Stored entries
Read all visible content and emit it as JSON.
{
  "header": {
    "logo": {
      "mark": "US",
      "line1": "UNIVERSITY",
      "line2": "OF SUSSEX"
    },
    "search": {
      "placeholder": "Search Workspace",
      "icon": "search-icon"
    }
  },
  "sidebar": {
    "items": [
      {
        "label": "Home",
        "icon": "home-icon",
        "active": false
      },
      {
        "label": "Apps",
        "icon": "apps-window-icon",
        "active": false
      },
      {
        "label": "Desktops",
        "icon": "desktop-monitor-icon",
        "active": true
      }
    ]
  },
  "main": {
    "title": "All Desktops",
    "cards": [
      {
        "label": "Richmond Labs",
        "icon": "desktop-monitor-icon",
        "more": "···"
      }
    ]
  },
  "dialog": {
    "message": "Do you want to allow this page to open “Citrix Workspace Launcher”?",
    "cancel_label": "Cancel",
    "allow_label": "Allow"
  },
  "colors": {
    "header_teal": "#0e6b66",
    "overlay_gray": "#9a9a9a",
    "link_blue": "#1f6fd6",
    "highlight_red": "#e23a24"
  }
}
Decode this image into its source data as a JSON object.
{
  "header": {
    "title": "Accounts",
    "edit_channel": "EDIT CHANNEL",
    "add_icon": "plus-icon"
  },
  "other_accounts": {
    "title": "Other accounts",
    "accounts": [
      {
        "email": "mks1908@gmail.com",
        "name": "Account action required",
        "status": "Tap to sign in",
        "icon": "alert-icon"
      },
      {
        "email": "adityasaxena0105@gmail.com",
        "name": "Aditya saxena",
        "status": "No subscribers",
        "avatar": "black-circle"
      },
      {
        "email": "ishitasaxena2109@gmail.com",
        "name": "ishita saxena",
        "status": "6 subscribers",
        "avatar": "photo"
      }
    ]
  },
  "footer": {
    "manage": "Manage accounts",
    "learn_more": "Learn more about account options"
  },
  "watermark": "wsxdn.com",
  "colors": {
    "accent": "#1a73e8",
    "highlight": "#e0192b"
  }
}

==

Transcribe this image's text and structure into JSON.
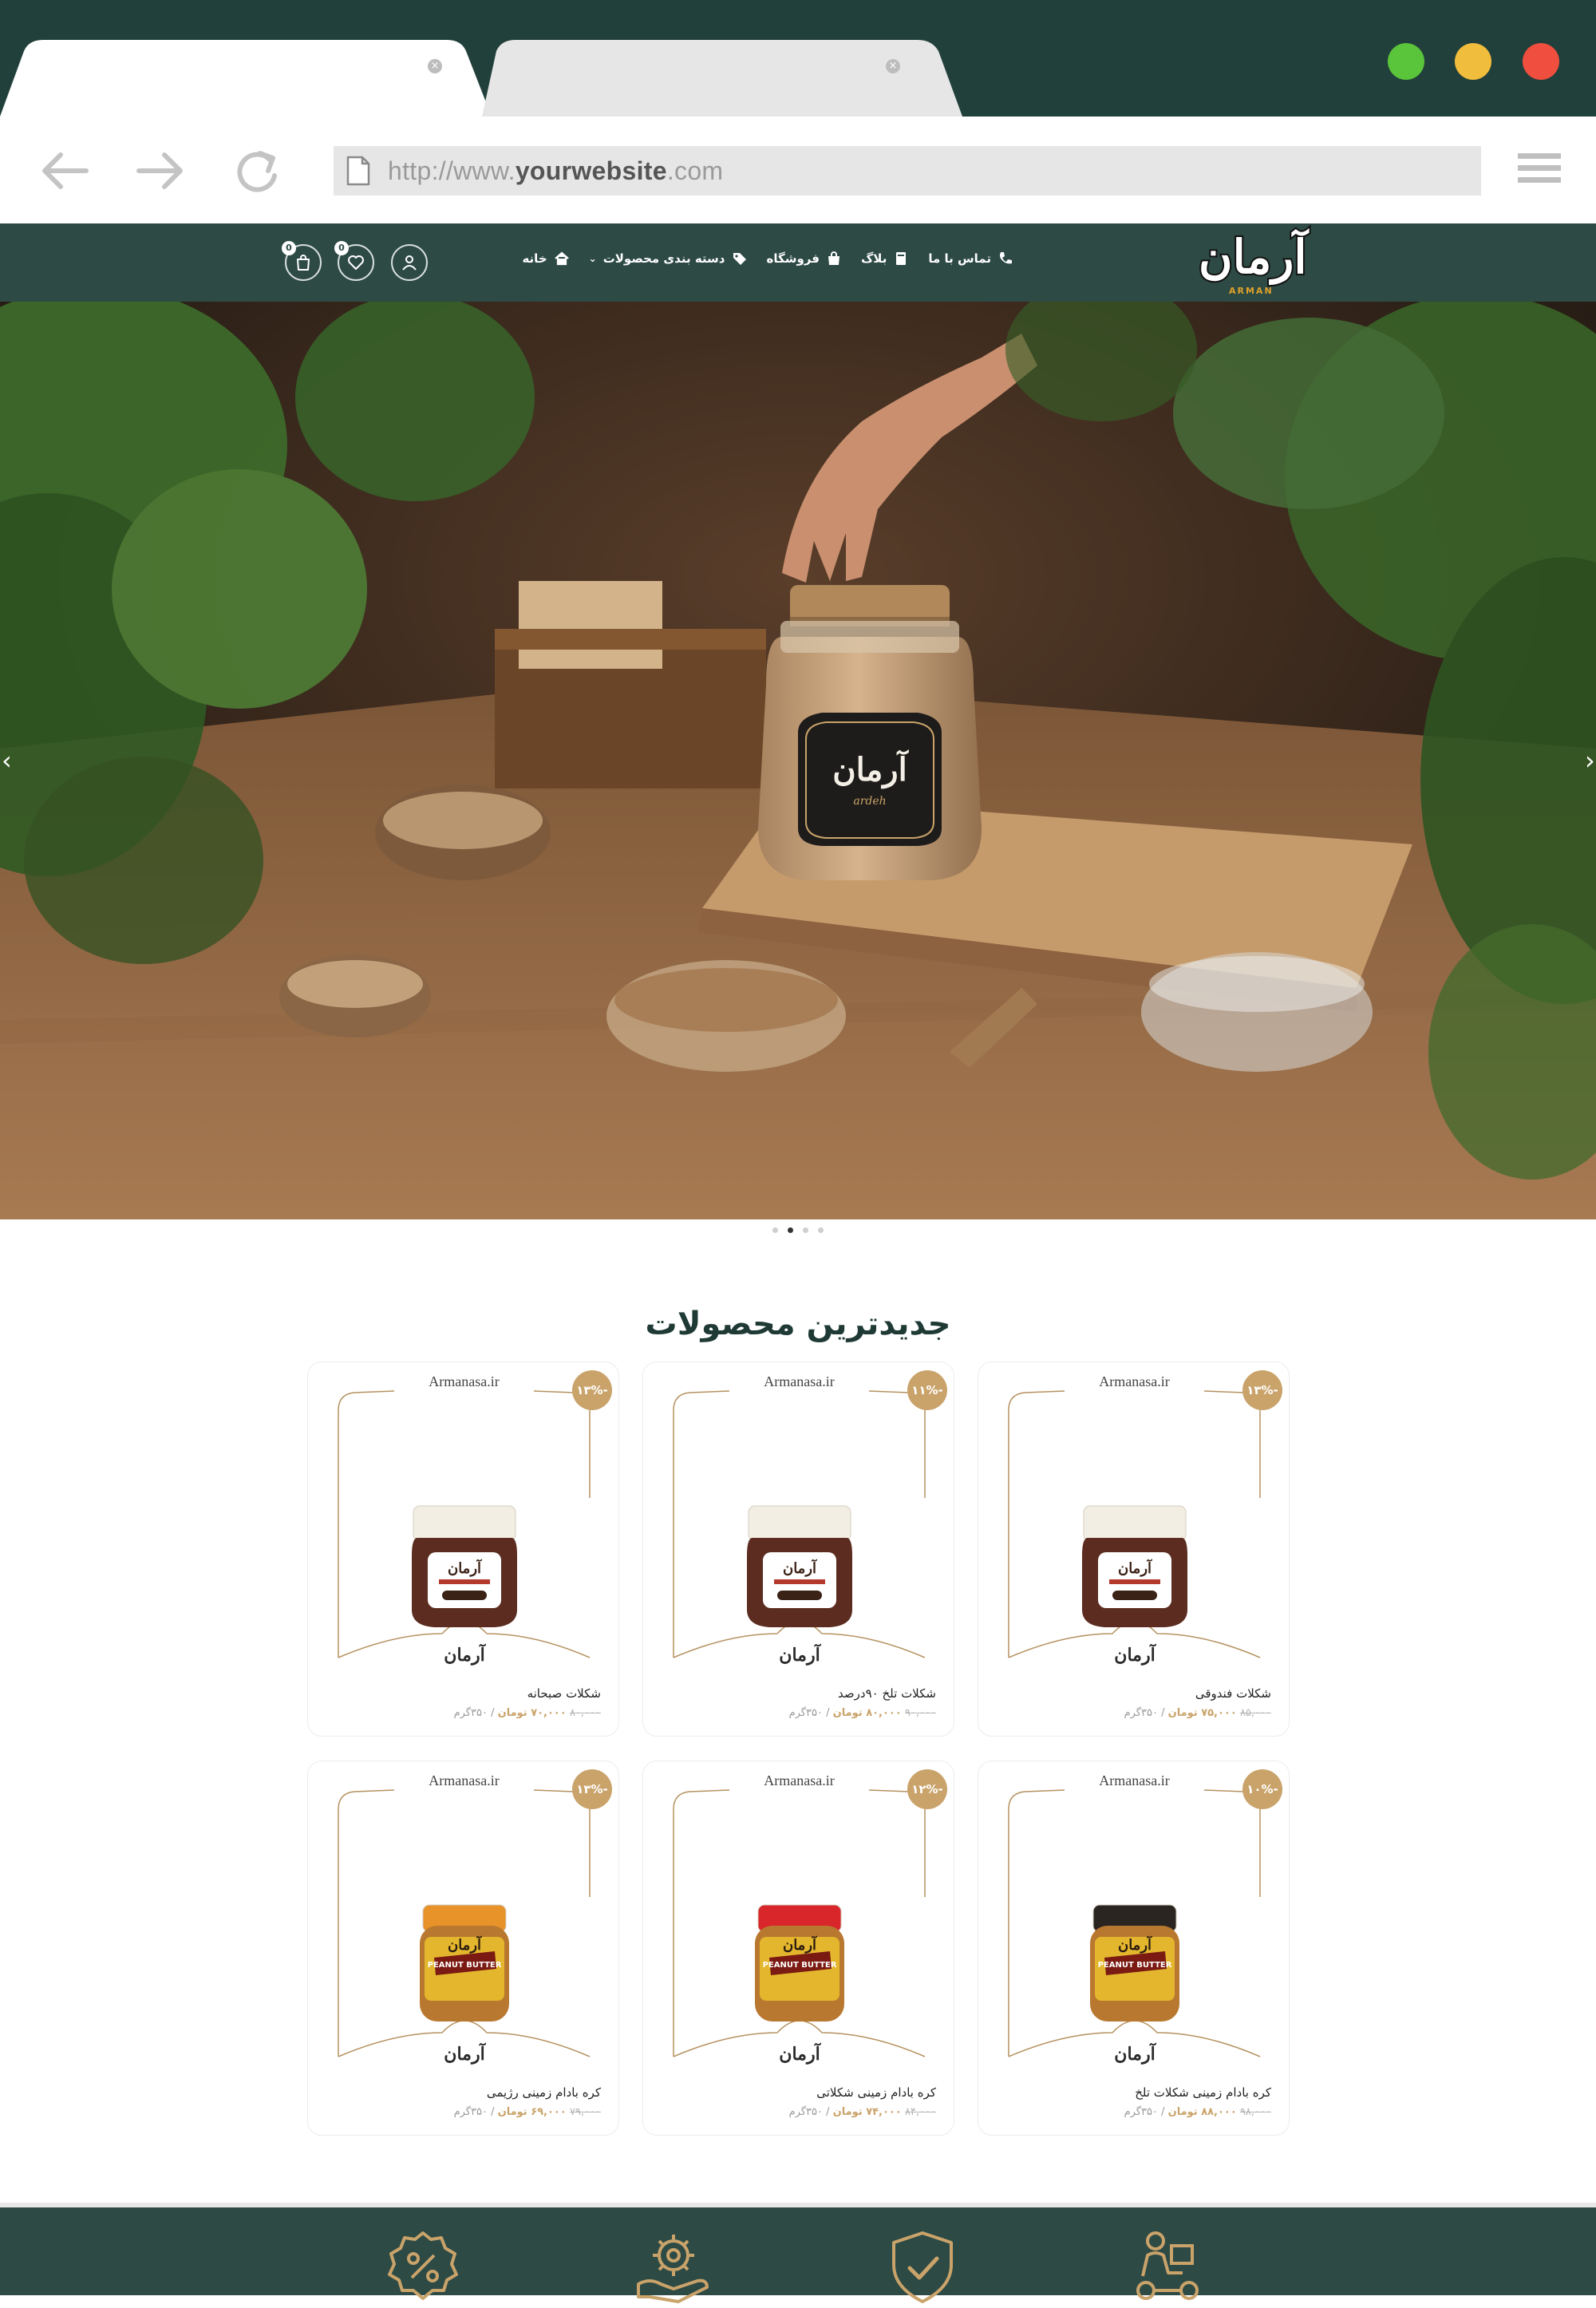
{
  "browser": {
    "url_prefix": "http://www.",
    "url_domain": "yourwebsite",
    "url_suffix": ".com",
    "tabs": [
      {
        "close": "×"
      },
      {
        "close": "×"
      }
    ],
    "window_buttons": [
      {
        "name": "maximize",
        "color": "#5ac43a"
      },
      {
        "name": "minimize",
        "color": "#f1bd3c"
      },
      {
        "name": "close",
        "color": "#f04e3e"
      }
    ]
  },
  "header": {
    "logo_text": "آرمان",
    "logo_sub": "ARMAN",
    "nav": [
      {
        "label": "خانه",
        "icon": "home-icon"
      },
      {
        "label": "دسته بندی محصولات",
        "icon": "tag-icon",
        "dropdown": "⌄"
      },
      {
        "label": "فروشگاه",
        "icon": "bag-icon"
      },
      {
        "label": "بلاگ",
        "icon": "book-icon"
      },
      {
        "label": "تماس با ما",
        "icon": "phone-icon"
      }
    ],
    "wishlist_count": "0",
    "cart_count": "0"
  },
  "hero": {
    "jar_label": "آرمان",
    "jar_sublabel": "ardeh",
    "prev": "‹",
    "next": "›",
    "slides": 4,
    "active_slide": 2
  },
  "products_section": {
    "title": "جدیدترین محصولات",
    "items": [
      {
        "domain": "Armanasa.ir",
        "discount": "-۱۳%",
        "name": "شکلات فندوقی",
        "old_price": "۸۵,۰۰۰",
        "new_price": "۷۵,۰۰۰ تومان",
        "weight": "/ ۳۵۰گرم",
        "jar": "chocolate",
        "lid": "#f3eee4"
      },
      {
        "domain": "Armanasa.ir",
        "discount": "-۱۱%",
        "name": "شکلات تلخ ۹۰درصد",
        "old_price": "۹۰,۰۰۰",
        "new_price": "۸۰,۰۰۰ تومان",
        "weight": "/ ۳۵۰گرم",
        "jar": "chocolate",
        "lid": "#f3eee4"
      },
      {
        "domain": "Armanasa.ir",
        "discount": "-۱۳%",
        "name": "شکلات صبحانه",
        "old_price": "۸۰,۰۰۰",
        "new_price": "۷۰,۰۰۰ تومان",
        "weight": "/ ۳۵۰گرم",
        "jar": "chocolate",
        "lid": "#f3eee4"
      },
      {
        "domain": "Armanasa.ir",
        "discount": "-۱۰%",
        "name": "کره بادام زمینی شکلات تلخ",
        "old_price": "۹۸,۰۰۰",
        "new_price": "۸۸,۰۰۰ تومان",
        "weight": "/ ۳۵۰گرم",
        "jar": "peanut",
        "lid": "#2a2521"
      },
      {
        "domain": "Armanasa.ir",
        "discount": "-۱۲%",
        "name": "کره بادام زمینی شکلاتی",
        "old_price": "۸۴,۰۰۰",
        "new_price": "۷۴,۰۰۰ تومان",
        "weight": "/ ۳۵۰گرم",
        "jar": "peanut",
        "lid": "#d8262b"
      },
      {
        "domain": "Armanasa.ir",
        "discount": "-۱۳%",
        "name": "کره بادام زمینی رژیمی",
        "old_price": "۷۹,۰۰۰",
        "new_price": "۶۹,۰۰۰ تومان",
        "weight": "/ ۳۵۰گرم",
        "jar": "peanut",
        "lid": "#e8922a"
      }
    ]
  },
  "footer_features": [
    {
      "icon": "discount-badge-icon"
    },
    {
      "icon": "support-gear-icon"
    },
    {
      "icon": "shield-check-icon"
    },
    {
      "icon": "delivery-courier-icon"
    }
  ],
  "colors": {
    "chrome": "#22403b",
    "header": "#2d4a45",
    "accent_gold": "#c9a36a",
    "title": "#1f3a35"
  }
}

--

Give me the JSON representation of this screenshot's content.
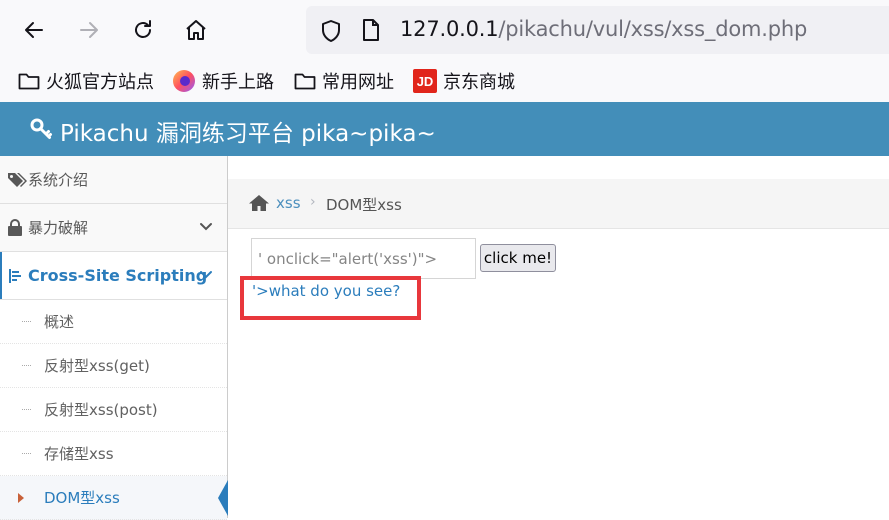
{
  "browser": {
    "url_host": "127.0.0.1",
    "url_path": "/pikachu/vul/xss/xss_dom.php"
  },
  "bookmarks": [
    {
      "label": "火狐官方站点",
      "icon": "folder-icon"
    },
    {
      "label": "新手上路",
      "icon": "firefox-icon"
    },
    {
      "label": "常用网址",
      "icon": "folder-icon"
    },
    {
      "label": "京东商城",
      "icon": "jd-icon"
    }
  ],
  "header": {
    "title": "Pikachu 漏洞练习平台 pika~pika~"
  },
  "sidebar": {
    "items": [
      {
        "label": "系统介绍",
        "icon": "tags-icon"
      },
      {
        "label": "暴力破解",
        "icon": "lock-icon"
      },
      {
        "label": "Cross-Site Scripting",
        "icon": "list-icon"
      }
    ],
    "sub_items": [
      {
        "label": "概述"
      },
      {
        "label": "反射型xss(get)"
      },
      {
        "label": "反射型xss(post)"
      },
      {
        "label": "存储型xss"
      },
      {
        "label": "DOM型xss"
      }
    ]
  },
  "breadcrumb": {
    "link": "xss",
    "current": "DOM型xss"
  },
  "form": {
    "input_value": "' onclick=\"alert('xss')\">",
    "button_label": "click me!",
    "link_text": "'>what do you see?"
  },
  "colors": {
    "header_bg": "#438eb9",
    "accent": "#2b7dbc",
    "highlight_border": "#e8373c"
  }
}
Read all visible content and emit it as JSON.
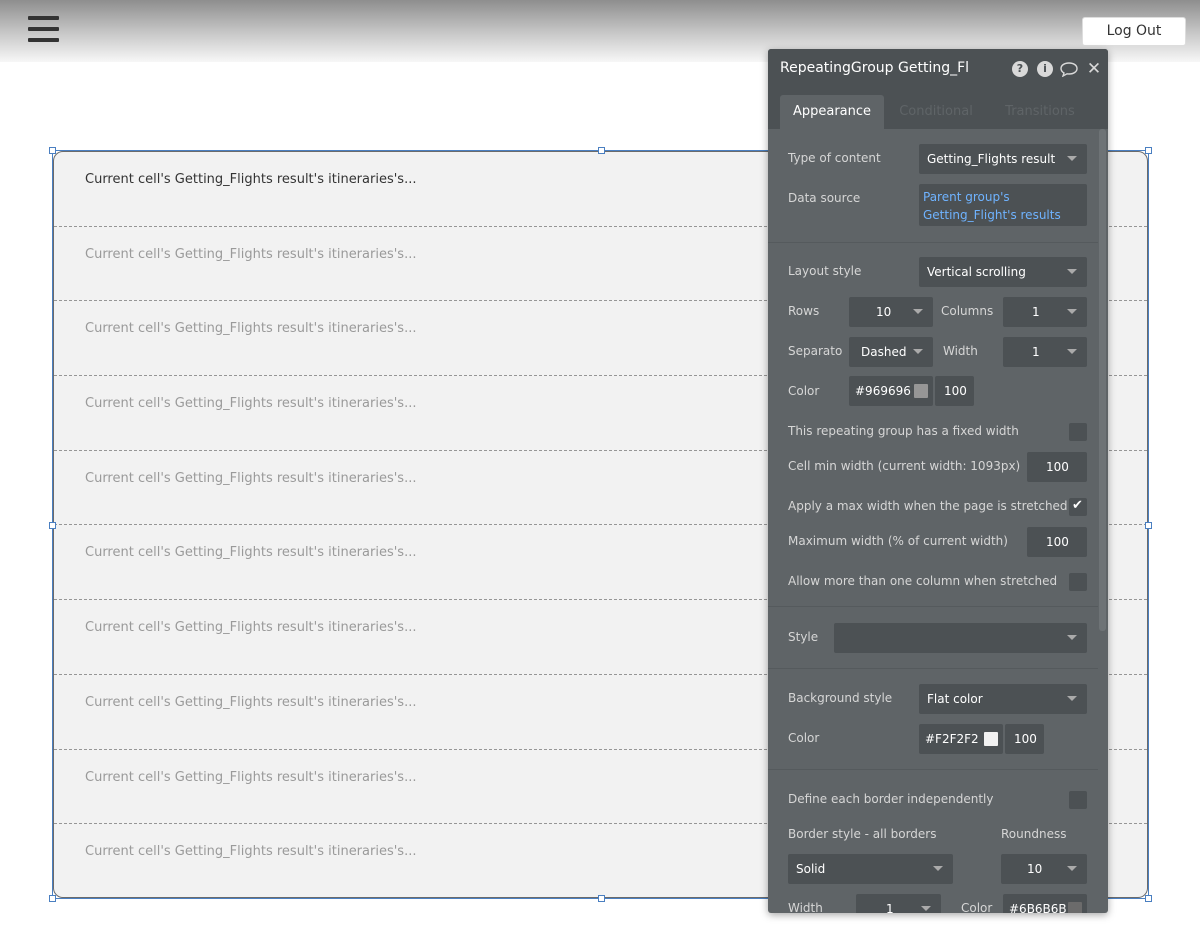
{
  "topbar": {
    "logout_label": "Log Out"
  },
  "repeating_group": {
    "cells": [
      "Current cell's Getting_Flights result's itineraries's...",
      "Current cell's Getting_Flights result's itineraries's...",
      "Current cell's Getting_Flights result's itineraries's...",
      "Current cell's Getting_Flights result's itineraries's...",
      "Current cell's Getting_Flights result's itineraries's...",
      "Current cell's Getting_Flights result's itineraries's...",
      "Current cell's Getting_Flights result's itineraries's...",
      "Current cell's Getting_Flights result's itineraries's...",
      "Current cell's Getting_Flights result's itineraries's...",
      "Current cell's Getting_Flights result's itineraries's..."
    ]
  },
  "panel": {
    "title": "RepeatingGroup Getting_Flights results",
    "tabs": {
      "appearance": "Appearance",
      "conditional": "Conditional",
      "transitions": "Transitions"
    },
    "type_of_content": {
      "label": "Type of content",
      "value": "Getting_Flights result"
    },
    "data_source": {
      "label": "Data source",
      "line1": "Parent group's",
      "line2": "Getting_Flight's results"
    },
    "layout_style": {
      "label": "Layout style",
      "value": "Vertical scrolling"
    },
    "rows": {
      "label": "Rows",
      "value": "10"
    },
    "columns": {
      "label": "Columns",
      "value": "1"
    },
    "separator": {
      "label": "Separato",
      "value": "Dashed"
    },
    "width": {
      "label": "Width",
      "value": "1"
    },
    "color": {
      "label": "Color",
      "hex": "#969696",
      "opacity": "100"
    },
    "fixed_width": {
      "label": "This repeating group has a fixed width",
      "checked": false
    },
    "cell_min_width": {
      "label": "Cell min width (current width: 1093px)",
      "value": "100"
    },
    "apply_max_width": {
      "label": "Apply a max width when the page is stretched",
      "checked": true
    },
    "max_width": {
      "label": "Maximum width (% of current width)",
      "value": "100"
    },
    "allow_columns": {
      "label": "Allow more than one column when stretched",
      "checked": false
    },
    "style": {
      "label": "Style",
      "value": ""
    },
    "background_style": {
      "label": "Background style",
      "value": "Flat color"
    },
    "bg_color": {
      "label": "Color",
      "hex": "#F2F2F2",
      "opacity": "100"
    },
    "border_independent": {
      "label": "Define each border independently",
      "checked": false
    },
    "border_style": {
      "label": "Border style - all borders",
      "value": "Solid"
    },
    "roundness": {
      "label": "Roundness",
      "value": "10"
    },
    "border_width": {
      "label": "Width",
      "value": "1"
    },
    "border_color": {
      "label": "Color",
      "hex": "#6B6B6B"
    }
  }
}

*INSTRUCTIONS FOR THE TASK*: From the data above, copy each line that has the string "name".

*OUTPUT*:
        "name": "Account action required",
        "name": "Aditya saxena",
        "name": "ishita saxena",
        "name": "maximize",
        "name": "minimize",
        "name": "close",
        "name": "شکلات فندوقی",
        "name": "شکلات تلخ ۹۰درصد",
        "name": "شکلات صبحانه",
        "name": "کره بادام زمینی شکلات تلخ",
        "name": "کره بادام زمینی شکلاتی",
        "name": "کره بادام زمینی رژیمی",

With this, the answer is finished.